How We Help Our K-12 Children Manage Money
It is a new year with opportunities for growth and understanding for all. Many families redefine chore responsibilities with the start of each new year. Families also discuss the relevance of an allowance to help their children learn how to save for treasured purchases. Some families provide a weekly allowance for being a family member while others tie the allowance to a list of household chores. Many families also encourage their children to take on significant household responsibilities that may include weekly grocery shopping, yard work, painting, and housecleaning to earn extra money for specific needs they may include hobbies, sports camps, sporting equipment, school sponsored club trips, and clothing purchases. For example, some students start making crafts for crafts fairs or sell their products on online websites.
Middle School Student Money Management
Middle school students can expand their financial literacy by:
- Managing an annual clothes allowance with agreed budgetary items or requirements
- Learning to manage a cell phone plan and allowance
- Managing a savings account for college that may include learning about various savings investments (e.g. certificates of deposit, U.S. Savings Bonds, and mutual fund investments)
- Supporting neighbors and friends by babysitting, dog walking, selling baked goods, and providing computer support services
High School Student Money Management
High school students can also support the family by:
- Supporting the use of a family car by paying for gas, car maintenance expenses, and the increased premium for auto insurance
- Getting a summer or after school job to save for college and pay for added clothing, entertainment, hobbies, and sporting activities
- Research the cost for various college and career preparation programs and contribute to their college and career savings plan when earning money
- Managing the family’s weekly food budget
- Planning and budgeting for various family outings and trips
- Learning how to write a grant and apply for funding for a school or community service need
- Explore various investment options to contribute to the college and career fund
- Working with their parents to understand the family daily, weekly, and monthly household budget to prepare for an independent college and career life after high school with clear expectations of what is costs to go to various colleges and live away from home
As we partner with our children to manage money and guide them in the process, they will become self-reliant and resilient when overcoming various financial setbacks and challenges.
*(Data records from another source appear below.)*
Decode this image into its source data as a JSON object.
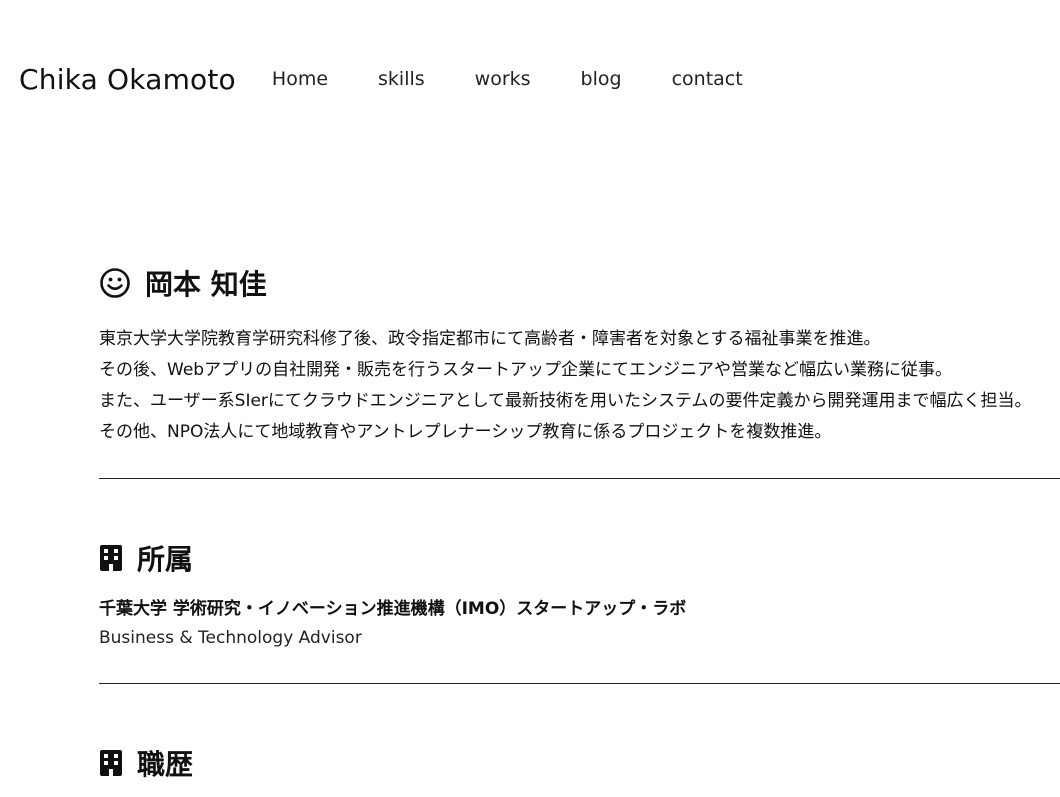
{
  "header": {
    "brand": "Chika Okamoto",
    "nav": [
      {
        "label": "Home"
      },
      {
        "label": "skills"
      },
      {
        "label": "works"
      },
      {
        "label": "blog"
      },
      {
        "label": "contact"
      }
    ]
  },
  "profile": {
    "icon": "smiley-icon",
    "name": "岡本 知佳",
    "lines": [
      "東京大学大学院教育学研究科修了後、政令指定都市にて高齢者・障害者を対象とする福祉事業を推進。",
      "その後、Webアプリの自社開発・販売を行うスタートアップ企業にてエンジニアや営業など幅広い業務に従事。",
      "また、ユーザー系SIerにてクラウドエンジニアとして最新技術を用いたシステムの要件定義から開発運用まで幅広く担当。",
      "その他、NPO法人にて地域教育やアントレプレナーシップ教育に係るプロジェクトを複数推進。"
    ]
  },
  "affiliation": {
    "icon": "building-icon",
    "title": "所属",
    "organization": "千葉大学 学術研究・イノベーション推進機構（IMO）スタートアップ・ラボ",
    "role": "Business & Technology Advisor"
  },
  "career": {
    "icon": "building-icon",
    "title": "職歴"
  }
}
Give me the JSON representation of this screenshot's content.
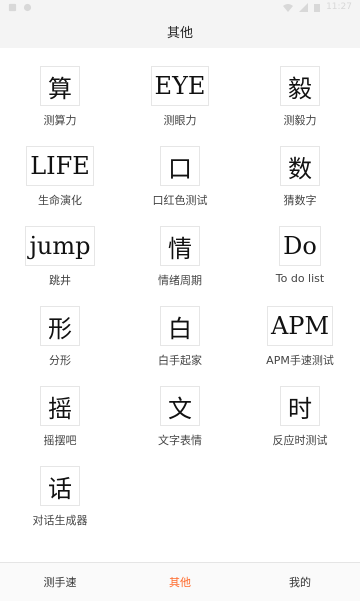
{
  "statusbar": {
    "left_icons": [
      "notification-icon",
      "debug-icon"
    ],
    "right_icons": [
      "wifi-icon",
      "signal-icon",
      "battery-icon"
    ],
    "time": "11:27"
  },
  "header": {
    "title": "其他"
  },
  "tiles": [
    {
      "glyph": "算",
      "label": "测算力"
    },
    {
      "glyph": "EYE",
      "label": "测眼力"
    },
    {
      "glyph": "毅",
      "label": "测毅力"
    },
    {
      "glyph": "LIFE",
      "label": "生命演化"
    },
    {
      "glyph": "口",
      "label": "口红色测试"
    },
    {
      "glyph": "数",
      "label": "猜数字"
    },
    {
      "glyph": "jump",
      "label": "跳井"
    },
    {
      "glyph": "情",
      "label": "情绪周期"
    },
    {
      "glyph": "Do",
      "label": "To do list"
    },
    {
      "glyph": "形",
      "label": "分形"
    },
    {
      "glyph": "白",
      "label": "白手起家"
    },
    {
      "glyph": "APM",
      "label": "APM手速测试"
    },
    {
      "glyph": "摇",
      "label": "摇摆吧"
    },
    {
      "glyph": "文",
      "label": "文字表情"
    },
    {
      "glyph": "时",
      "label": "反应时测试"
    },
    {
      "glyph": "话",
      "label": "对话生成器"
    }
  ],
  "bottom_nav": [
    {
      "label": "测手速",
      "active": false
    },
    {
      "label": "其他",
      "active": true
    },
    {
      "label": "我的",
      "active": false
    }
  ],
  "colors": {
    "accent": "#ff6a2b",
    "header_bg": "#f4f4f4"
  }
}
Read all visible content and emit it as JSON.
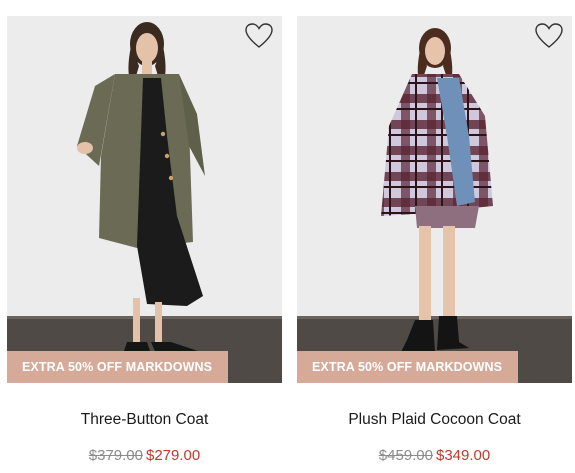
{
  "products": [
    {
      "name": "Three-Button Coat",
      "badge": "EXTRA 50% OFF MARKDOWNS",
      "original_price": "$379.00",
      "sale_price": "$279.00",
      "icon": "heart-outline-icon"
    },
    {
      "name": "Plush Plaid Cocoon Coat",
      "badge": "EXTRA 50% OFF MARKDOWNS",
      "original_price": "$459.00",
      "sale_price": "$349.00",
      "icon": "heart-outline-icon"
    }
  ],
  "colors": {
    "badge_bg": "#d6aa98",
    "sale_price": "#c0392b",
    "original_price": "#8c8c8c",
    "wall": "#ececec",
    "floor": "#4f4a46"
  }
}
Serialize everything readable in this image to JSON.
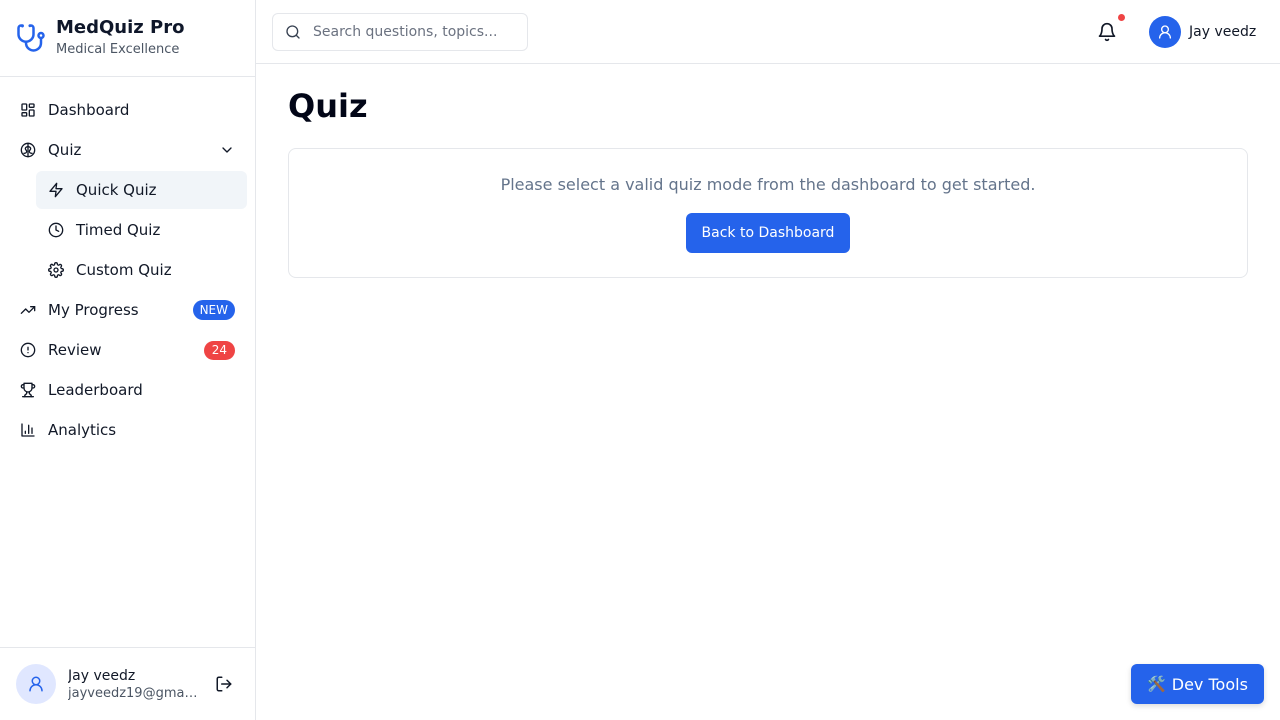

Our goal as parents can be to help our children become capable money managers by the time they are 18 years old. This means they have reasonable expectations of what daily life costs are and how they can manage and support their family with these costs when they start an independent college and career life away from home.
Much success teaching your kids about money management!
Copyright (c) 2021 by GenParenting
Mary Ann Burke, Ed.D., Digital Education Expert, is a substitute distance learning teacher for Oak Grove School District in San Jose, California and the author of STUDENT-ENGAGED ASSESSMENT: Strategies to Empower All Learners (Rowman & Littlefield: 2020). Dr. Burke creates digital language arts and substitute teaching K – 12 activities for teachers and parents. She is the Cofounder of the Genparenting.com blog. Burke is the former Director II of Categorical & Special Projects for the Santa Clara County Office of Education that supports 31 school districts serving 272,321 students in Santa Clara County. She is also a previous Director – State & Federal Compliance for Oakland Unified School District, the former Director – Grantwriter for the Compton Unified School District, and was the initial VISTA Director for the Community Partnership Coalition in southern California. Much of her work focuses on creating innovative digital trainings and partnership programs for teachers and families to support students’ learning. These programs were featured as a best practice at a National Title I Conference, California’s Title I Conferences, AERA Conferences, an ASCD Conference, the NASSP Conference, and statewide educator conferences.